Brainwashed by Zeph Farmby confronts racist cultural tropes and stereotypes popularized, perpetuated and distributed by time-honored American cartoons. Using painting as a tool for pausing to reflect on the darker unbelly of animated footage, Farmby highlights how fiction, enhanced with color, humor, and sound, can send oppressive messages that go undetected, are endemic to U.S. culture, and are especially damaging to the formation of young consumers.  The work contemplates cartoons as one of many pop culture products that sells itself as a naïve vehicle for storytelling that has the power to shape an individual’s sense of self and others.

Image Credits

top: Photo by Stephanie Anestis, Courtesy Artspace New Haven.

middle: Photo by Kirk Donaldson, Courtesy Artspace New Haven.

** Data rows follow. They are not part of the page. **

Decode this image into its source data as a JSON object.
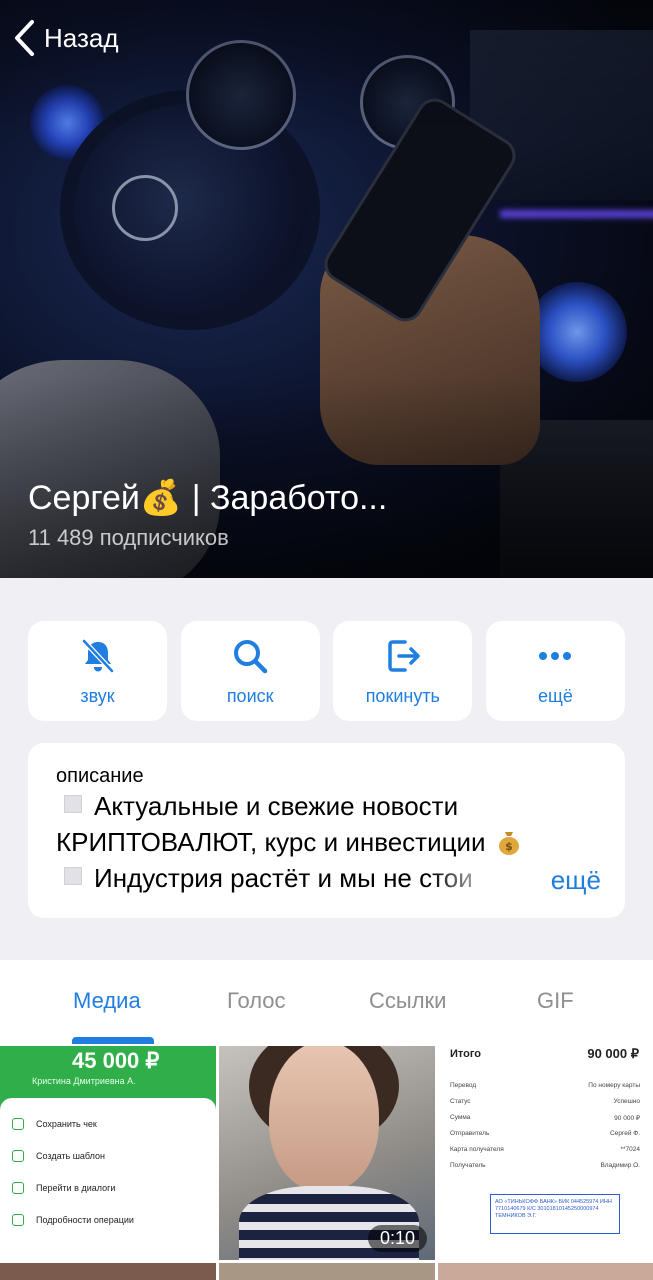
{
  "nav": {
    "back_label": "Назад"
  },
  "channel": {
    "title": "Сергей💰 | Заработо...",
    "subscribers": "11 489 подписчиков"
  },
  "actions": [
    {
      "label": "звук",
      "icon": "bell-muted-icon"
    },
    {
      "label": "поиск",
      "icon": "search-icon"
    },
    {
      "label": "покинуть",
      "icon": "leave-icon"
    },
    {
      "label": "ещё",
      "icon": "more-dots-icon"
    }
  ],
  "description": {
    "label": "описание",
    "line1": "Актуальные и свежие новости",
    "line2": "КРИПТОВАЛЮТ, курс и инвестиции",
    "line3": "Индустрия растёт и мы не стои",
    "more": "ещё"
  },
  "tabs": [
    {
      "label": "Медиа",
      "active": true
    },
    {
      "label": "Голос",
      "active": false
    },
    {
      "label": "Ссылки",
      "active": false
    },
    {
      "label": "GIF",
      "active": false
    }
  ],
  "media": {
    "receipt_green": {
      "amount": "45 000 ₽",
      "recipient": "Кристина Дмитриевна А.",
      "items": [
        "Сохранить чек",
        "Создать шаблон",
        "Перейти в диалоги",
        "Подробности операции"
      ]
    },
    "video": {
      "duration": "0:10"
    },
    "receipt_white": {
      "total_label": "Итого",
      "total_value": "90 000 ₽",
      "rows": [
        {
          "k": "Перевод",
          "v": "По номеру карты"
        },
        {
          "k": "Статус",
          "v": "Успешно"
        },
        {
          "k": "Сумма",
          "v": "90 000 ₽"
        },
        {
          "k": "Отправитель",
          "v": "Сергей Ф."
        },
        {
          "k": "Карта получателя",
          "v": "**7024"
        },
        {
          "k": "Получатель",
          "v": "Владимир О."
        }
      ],
      "stamp": "АО «ТИНЬКОФФ БАНК» БИК 044525974 ИНН 7710140679 К/С 30101810145250000974 ТЕМНИКОВ Э.Г."
    }
  },
  "colors": {
    "accent": "#1f7ee0",
    "background": "#efeff4",
    "receipt_green": "#2fae4a"
  }
}
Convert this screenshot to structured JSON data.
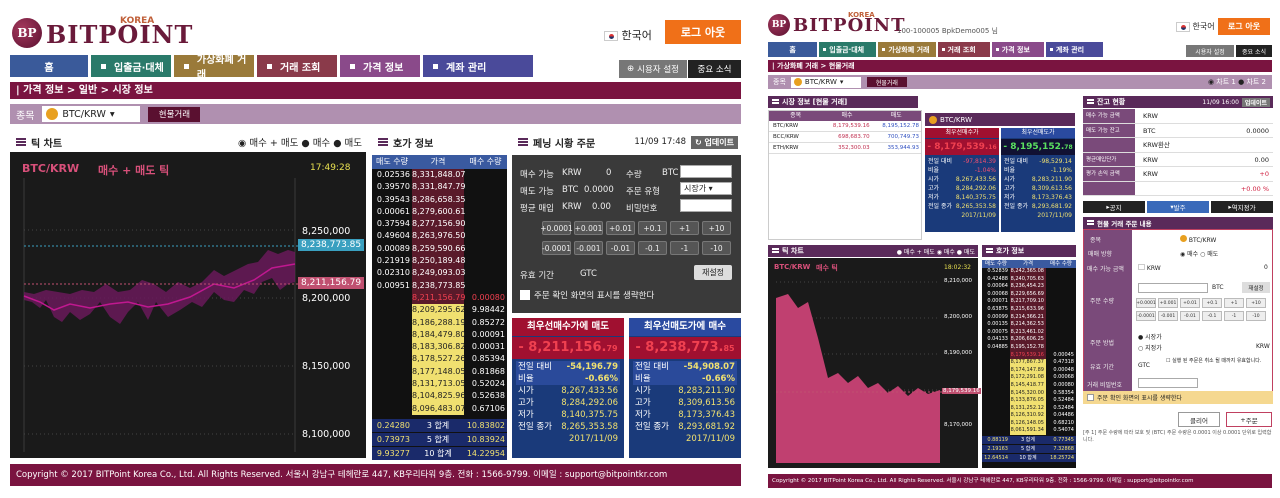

bottom: Photo by Sarah Fritchey, Courtesy Artspace New Haven.